◆ DATA
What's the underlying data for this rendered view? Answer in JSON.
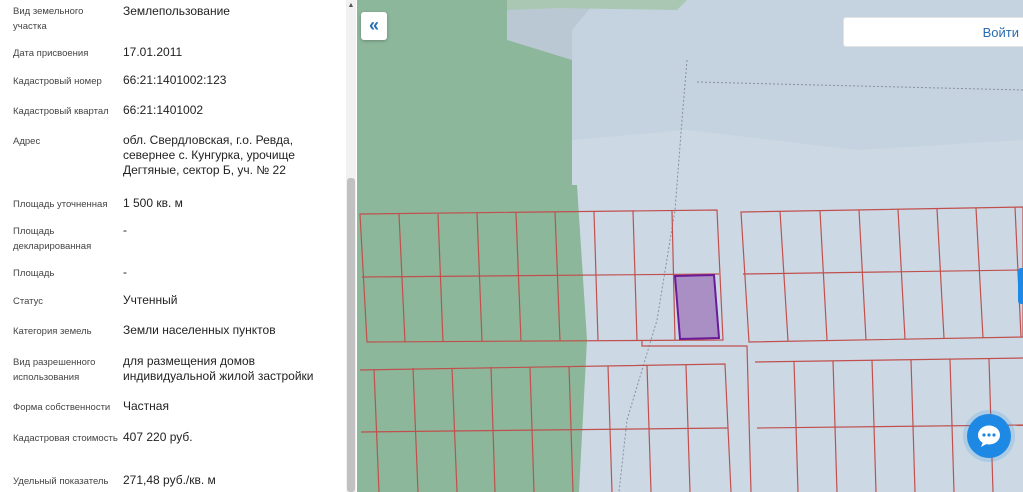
{
  "info": {
    "rows": [
      {
        "label": "Вид земельного участка",
        "value": "Землепользование"
      },
      {
        "label": "Дата присвоения",
        "value": "17.01.2011"
      },
      {
        "label": "Кадастровый номер",
        "value": "66:21:1401002:123"
      },
      {
        "label": "Кадастровый квартал",
        "value": "66:21:1401002"
      },
      {
        "label": "Адрес",
        "value": "обл. Свердловская, г.о. Ревда, севернее с. Кунгурка, урочище Дегтяные, сектор Б, уч. № 22"
      },
      {
        "label": "Площадь уточненная",
        "value": "1 500 кв. м"
      },
      {
        "label": "Площадь декларированная",
        "value": "-"
      },
      {
        "label": "Площадь",
        "value": "-"
      },
      {
        "label": "Статус",
        "value": "Учтенный"
      },
      {
        "label": "Категория земель",
        "value": "Земли населенных пунктов"
      },
      {
        "label": "Вид разрешенного использования",
        "value": "для размещения домов индивидуальной жилой застройки"
      },
      {
        "label": "Форма собственности",
        "value": "Частная"
      },
      {
        "label": "Кадастровая стоимость",
        "value": "407 220 руб."
      },
      {
        "label": "Удельный показатель",
        "value": "271,48 руб./кв. м"
      }
    ]
  },
  "map": {
    "collapse_icon": "«",
    "login_label": "Войти",
    "colors": {
      "water": "#b9c8d2",
      "light_area": "#ccd9e5",
      "forest": "#8db79b",
      "plot_border": "#c0504d",
      "selected_plot": "#a98fc4",
      "selected_border": "#6a1b9a",
      "chat": "#1e88e5"
    }
  }
}
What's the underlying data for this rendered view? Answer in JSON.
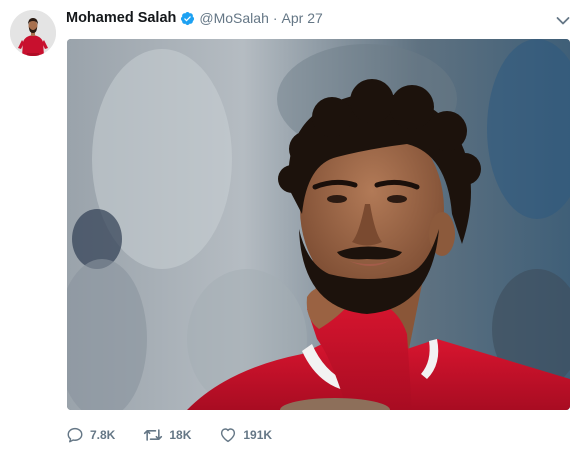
{
  "tweet": {
    "author_name": "Mohamed Salah",
    "handle": "@MoSalah",
    "separator": "·",
    "date": "Apr 27",
    "verified": true,
    "colors": {
      "name": "#14171a",
      "secondary": "#657786",
      "verified_badge": "#1da1f2",
      "kit_red": "#c8102e"
    }
  },
  "icons": {
    "verified": "verified-badge-icon",
    "caret": "chevron-down-icon",
    "reply": "reply-icon",
    "retweet": "retweet-icon",
    "like": "heart-icon"
  },
  "actions": {
    "replies": "7.8K",
    "retweets": "18K",
    "likes": "191K"
  }
}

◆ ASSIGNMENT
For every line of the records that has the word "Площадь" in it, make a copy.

◆ RESPONSE TO THIS EXERCISE
        "label": "Площадь уточненная",
        "label": "Площадь декларированная",
        "label": "Площадь",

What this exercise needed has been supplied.